TASK TO CARRY OUT: Return the data word for word. Pictures are to be omitted.
** TASK MATERIAL follows **
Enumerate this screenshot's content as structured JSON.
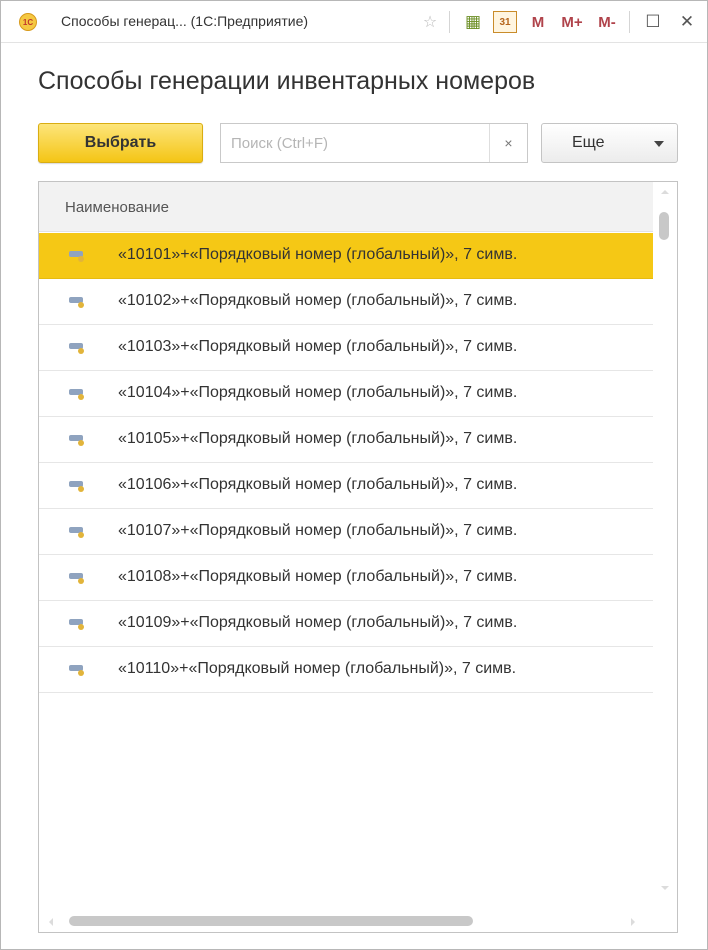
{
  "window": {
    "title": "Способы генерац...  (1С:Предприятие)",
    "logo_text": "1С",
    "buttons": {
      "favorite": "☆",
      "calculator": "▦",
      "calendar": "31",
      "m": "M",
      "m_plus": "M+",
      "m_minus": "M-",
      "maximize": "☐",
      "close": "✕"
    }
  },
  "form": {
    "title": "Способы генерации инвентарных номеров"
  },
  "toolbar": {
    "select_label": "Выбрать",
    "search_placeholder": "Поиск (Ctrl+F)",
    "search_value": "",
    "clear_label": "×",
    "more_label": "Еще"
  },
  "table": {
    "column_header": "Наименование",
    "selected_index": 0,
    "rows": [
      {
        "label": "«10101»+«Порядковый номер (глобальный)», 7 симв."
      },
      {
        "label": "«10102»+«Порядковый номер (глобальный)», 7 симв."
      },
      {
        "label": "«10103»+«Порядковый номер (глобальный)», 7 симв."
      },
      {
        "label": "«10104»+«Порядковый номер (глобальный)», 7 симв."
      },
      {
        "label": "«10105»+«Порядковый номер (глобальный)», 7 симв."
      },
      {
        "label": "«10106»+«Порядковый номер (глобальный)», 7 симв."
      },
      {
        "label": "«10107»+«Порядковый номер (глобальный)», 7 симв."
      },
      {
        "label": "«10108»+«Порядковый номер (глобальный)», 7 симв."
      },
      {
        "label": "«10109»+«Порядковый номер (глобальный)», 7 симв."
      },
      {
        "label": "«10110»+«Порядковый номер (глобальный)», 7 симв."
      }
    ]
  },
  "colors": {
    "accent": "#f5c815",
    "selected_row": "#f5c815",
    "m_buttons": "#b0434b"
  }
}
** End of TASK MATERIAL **
THE COMPLETED TASK:
Enumerate this screenshot's content as structured JSON.
{
  "window": {
    "title": "Способы генерац...  (1С:Предприятие)",
    "logo_text": "1С",
    "buttons": {
      "favorite": "☆",
      "calculator": "▦",
      "calendar": "31",
      "m": "M",
      "m_plus": "M+",
      "m_minus": "M-",
      "maximize": "☐",
      "close": "✕"
    }
  },
  "form": {
    "title": "Способы генерации инвентарных номеров"
  },
  "toolbar": {
    "select_label": "Выбрать",
    "search_placeholder": "Поиск (Ctrl+F)",
    "search_value": "",
    "clear_label": "×",
    "more_label": "Еще"
  },
  "table": {
    "column_header": "Наименование",
    "selected_index": 0,
    "rows": [
      {
        "label": "«10101»+«Порядковый номер (глобальный)», 7 симв."
      },
      {
        "label": "«10102»+«Порядковый номер (глобальный)», 7 симв."
      },
      {
        "label": "«10103»+«Порядковый номер (глобальный)», 7 симв."
      },
      {
        "label": "«10104»+«Порядковый номер (глобальный)», 7 симв."
      },
      {
        "label": "«10105»+«Порядковый номер (глобальный)», 7 симв."
      },
      {
        "label": "«10106»+«Порядковый номер (глобальный)», 7 симв."
      },
      {
        "label": "«10107»+«Порядковый номер (глобальный)», 7 симв."
      },
      {
        "label": "«10108»+«Порядковый номер (глобальный)», 7 симв."
      },
      {
        "label": "«10109»+«Порядковый номер (глобальный)», 7 симв."
      },
      {
        "label": "«10110»+«Порядковый номер (глобальный)», 7 симв."
      }
    ]
  },
  "colors": {
    "accent": "#f5c815",
    "selected_row": "#f5c815",
    "m_buttons": "#b0434b"
  }
}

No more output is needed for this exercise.